SALT LAKE CITY -- The Utah Jazz gave owner Larry H. Miller the most fitting send-off possible.
The Jazz beat the Sacramento Kings 102-89 on Saturday, extending Utah's winning streak to seven straight just hours after Miller's funeral in the same building.
"It was tough -- especially on a game day. It was really emotional, seeing the whole family up there," said Ronnie Brewer, who scored a career-high 26 points. "But when we stepped on the court it was business."
All business -- just like Miller, the one-time auto parts clerk who built a car dealership empire and was one of the state's most prominent businessmen. He was laid to rest Saturday after a 90-minute ceremony at EnergySolutions Arena, one of the many legacies he left behind.
Miller, 64, died of complications from diabetes on Feb. 20.
The Kings, who beat the Clippers the night before in Sacramento, faded as Utah corrected some mistakes that led to 13 turnovers in the first half.

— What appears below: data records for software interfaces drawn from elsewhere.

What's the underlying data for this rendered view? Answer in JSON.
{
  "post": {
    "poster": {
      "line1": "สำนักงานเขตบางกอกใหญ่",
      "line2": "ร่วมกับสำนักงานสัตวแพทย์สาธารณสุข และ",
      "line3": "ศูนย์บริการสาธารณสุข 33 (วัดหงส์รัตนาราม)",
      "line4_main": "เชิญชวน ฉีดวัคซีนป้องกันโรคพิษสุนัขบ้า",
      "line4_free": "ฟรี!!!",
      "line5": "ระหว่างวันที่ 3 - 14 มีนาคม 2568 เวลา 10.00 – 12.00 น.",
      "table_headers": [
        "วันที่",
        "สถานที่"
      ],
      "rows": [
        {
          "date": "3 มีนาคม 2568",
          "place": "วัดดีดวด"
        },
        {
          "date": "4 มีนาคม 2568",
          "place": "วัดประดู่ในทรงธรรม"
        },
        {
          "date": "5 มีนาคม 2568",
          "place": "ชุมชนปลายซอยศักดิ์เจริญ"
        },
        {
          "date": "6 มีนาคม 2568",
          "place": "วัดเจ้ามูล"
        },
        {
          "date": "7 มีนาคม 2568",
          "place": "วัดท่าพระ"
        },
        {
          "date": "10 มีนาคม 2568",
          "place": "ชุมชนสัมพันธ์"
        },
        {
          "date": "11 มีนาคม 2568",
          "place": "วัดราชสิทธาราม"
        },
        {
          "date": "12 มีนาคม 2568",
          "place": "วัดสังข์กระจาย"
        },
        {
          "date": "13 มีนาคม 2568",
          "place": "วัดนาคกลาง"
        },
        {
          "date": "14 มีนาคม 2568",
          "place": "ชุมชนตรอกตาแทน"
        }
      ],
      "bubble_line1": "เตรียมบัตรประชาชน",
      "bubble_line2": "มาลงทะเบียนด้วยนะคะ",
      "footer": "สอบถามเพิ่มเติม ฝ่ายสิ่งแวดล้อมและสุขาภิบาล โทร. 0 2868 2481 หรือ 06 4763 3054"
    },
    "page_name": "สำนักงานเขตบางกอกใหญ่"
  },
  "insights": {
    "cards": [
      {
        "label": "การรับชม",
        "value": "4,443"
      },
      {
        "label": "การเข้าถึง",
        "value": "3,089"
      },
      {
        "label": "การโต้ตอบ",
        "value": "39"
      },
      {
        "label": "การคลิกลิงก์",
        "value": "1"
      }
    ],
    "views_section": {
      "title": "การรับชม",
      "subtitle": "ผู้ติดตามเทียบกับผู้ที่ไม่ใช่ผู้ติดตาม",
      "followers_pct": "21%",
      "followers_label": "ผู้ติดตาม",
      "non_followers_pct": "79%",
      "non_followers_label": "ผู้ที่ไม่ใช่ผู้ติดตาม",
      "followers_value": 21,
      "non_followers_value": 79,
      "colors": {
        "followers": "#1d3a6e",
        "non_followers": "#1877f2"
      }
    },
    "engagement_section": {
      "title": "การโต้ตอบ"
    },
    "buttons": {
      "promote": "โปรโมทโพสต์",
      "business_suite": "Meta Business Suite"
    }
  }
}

Utah had just four turnovers in the second half and outscored the Kings 23-16 in the final period.
It took the Jazz until midway through the fourth period to finally pull away with an 11-0 run, which Brewer started with a 3-pointer after the Kings had pulled within a point.
"That was the reason we were able to break open the game," Williams said of Brewer. "He was all over the place. He was very active. He got steals, energized the crowd with his dunks and just finished well tonight.
Brewer finished 10-for-18 from the floor and had seven rebounds, four steals, a block and two assists. He played all of the second half.
"He's still young, trying to learn how to get better and that's one of the things we like about him," Utah coach Jerry Sloan said.
The Kings faded in the final quarter as the fatigue of back-to-back games took effect.
Coach Kenny Natt, a former assistant to Sloan, said the Kings are full of young players who are still learning and got a lesson on Saturday from the Jazz, who finally have everybody healthy for the playoff stretch.
"This is a very good ball club and no one knows it better than me how good they are and how hard they work," Natt said of Utah. "We were in the game early. We were working hard, getting steals, pushing the ball down and getting layups."
That all stopped in the fourth quarter, when Utah clamped down and Brewer capped his career night. He opened the decisive run with a 3-pointer, then the Jazz held the Kings scoreless for almost five minutes. Brewer also had a steal that led to his own dunk and a thrilling save during the spurt that put Utah in command for good.
Although the Kings never led, they were never more than nine points behind until the final quarter.
"They switched everything. They tried to make the game ugly so we weren't able to get the flow on offense like we wanted to," Williams said.
After Will Solomon made a 3 to get the Kings within 80-79, Millsap followed Brewer's 3-pointer by blocking Solomon's layup and starting a fast break, which Andrei Kirilenko completed on an alley-oop from Williams with 8:27 left to play.
Brewer saved the ball from going out of bounds with a blind pass to Kirilenko, who couldn't control it but dived on the floor and managed to roll the loose ball to Williams. He was fouled on the drive and made one of his free throws to put Utah up 91-79 with 5:08 remaining.
Martin made a jumper for Sacramento's first points since Solomon's 3, but the Jazz went right back to Brewer for a dunk and Utah continued to take advantage of the Kings' 19 turnovers.
"I think we have a lot of potential, but at the end of the day you're not going to beat nobody with 18 to 20 turnovers," Jackson said.
Brewer's previous career high was 25 in December against Minnesota. ... The Jazz had a chance for a six-point halftime lead but allowed Jason Thompson to sneak behind the defense and make a dunk with 0.4 seconds left in the second quarter and cut Utah's lead to 54-50. ... The Jazz outscored the Kings in the paint 56-42. .. Francisco Garcia scored 13 and Thompson pulled down 12 rebounds for Sacramento. Spencer Hawes added 11 boards for the Kings.